100m race wide open: Tyson Gay
No favourite in London Olympics 100m, says world's second fastest man, Tyson Gay
The men’s 100m at the London Olympics is wide open and promises to be “spectacular”, according to the world’s second fastest man, Tyson Gay. Gay was speaking after outgunning US teammate Justin Gatlin, champion in the Athens Games in 2004, in the Diamond League meet in Paris on Friday, leaving it late to claim victory in 9.99 seconds on a wet track at Stade de France. The blue ribbon event of track and field promises to be a sizzler in the British capital, with a host of sprinters hitting form just as reigning Olympic double sprint champion Usain Bolt showed he was fallible.
Bolt was beaten twice in the Jamaican trials by training partner and current world 100m champion Yohan Blake, and has now withdrawn from the July 20 meet in Monaco after picking up what his coach Glen Mills labelled a “slight” injury. That intrigue can only add to what is building up to be one of the most competitive events in recent history. “There are a lot of people now in the 100m, it is open for the Games,” said Gay, who claimed golds in the 100 and 200m at the 2007 worlds in Osaka. “Bolt, Blake, Gatlin, my training partner Bledman. It will be spectacular!”
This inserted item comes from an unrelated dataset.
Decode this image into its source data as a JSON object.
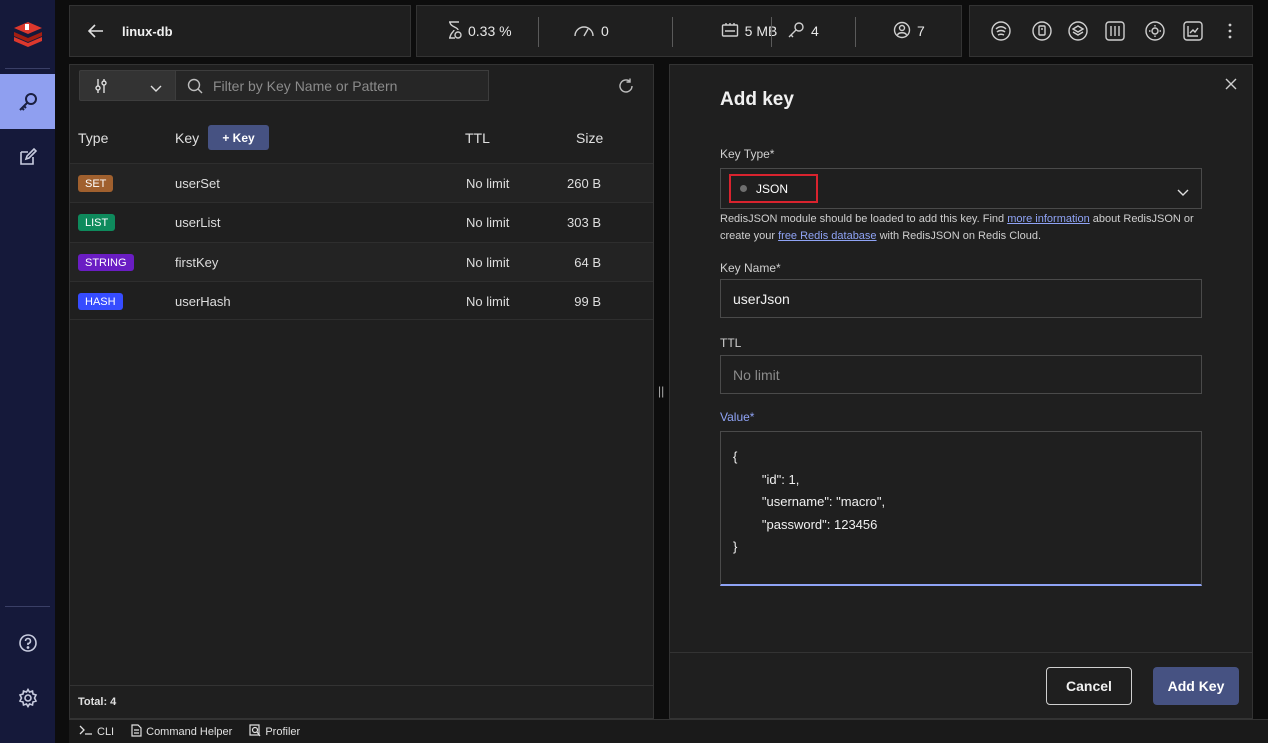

Although Gay, whose 9.69sec is second only to Bolt’s world record of 9.58, recorded a good reaction time in Friday’s race, he wilted badly in the opening 15 metres to give Gatlin and France’s Christophe Lemaitre a headstart. However, Gay proceeded to reel the duo in and flung himself at the finish line to nip Gatlin by four-hundredths of a second. “I tried to be patient,” Gay acknowledged. “I’m strong mentally and ready for challenges. Trials was a faster race but here a better one for me technically.”
Gay said his confidence was growing after a slow return from a hip injury that required surgery. “I feel pretty good, considering I came back and made the team. I was under a lot of stress, mentally and physically, early in the season, but I feel a lot better now,” he said.